Work can fill our lives with a sense of purpose. We form lasting and collaborative relationships, especially in those organizations with strong people-centric cultures. When we retire, some feel a loss of value and purpose. Many retirees are now asking, why not go back to work on their terms? There’s increased flexibility, with more autonomy over when they work and how much work they wish to incorporate back into their lives. They are not looking for promotions, simply for satisfying jobs valuing their skills and expertise.
Beyond the personal benefits, this trend of “quietly returning” made me think more about the future of leadership across our industry. These retirees are leading us towards a potentially new and beneficial labor force. Are we, as leaders, striving to cultivate workplaces they want to return to? What are we doing to instill integrity and trust across the workforce to value all generations? How are continuing to inspire that passion for excellence in all that we do?
I am excited to discuss all these opportunities in depth at AME Dallas 2022 in just a few short weeks! We have many keynotes, sessions and workshops lined up to facilitate dialogue around the workforce.
In “Modern Leadership: Getting everyone working horizontally and thinking systemically,” O.C. Tanner will discuss how businesses can thrive in an age of disruption by breaking down traditional modes of leadership. TrailPaths will explore the importance of the “human spectrum” in supply chain leadership and how we can create meaningful work environments in “Lessons in leadership: the human spectrum.” In “Developing continuous improvement leaders across the value stream,” follow Cook Medical's journey to develop continuous improvement (CI) leaders, break down silos and establish a CI culture across the organization. Tasty Catering will share how it emerged from the pandemic stronger than before by maximizing collaboration and problem-solving among staff in “Value-based leadership and employee engagement.”
I’m particularly excited to listen in on “Learning that works: Recruiting and retaining the new collar workforce.” In this panel discussion, you will hear from my friends Glenn Marshall (AME volunteer management team), Dr. Latitia McCane (The Apprentice School at Newport News Shipbuilding director of education), Dr. Casey Roberts (New Horizons Regional Education Center executive director), Gay Berryman (Cisco Networking Academy’s Instructor Training/Support Centers director) and Jake Lopez (SkillsUSA-TX High School executive director).
You can view the full program of keynotes, practitioner sessions, tours and workshops on our conference website. It is also not too late to register! Don't miss our first in-person AME conference in two years and the opportunity to hear from an incredible pool of industry pioneers and thought leaders.
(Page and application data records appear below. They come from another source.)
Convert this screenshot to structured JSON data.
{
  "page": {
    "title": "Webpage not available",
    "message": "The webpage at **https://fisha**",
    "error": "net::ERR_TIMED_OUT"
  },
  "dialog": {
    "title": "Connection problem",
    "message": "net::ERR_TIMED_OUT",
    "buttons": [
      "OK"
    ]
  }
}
Before I sign off for the week, I want to share that this week has changed the lives of many in our membership. Our thoughts and prayers are with all those impacted by Hurricane Ian, especially those in our immediate and extended AME community. I'm uplifted by the support you continue to show each other in times of hardship. It is at times like this that the AME family comes together like no other. This latest crisis is no exception. As always, please stay safe and keep looking out for one another.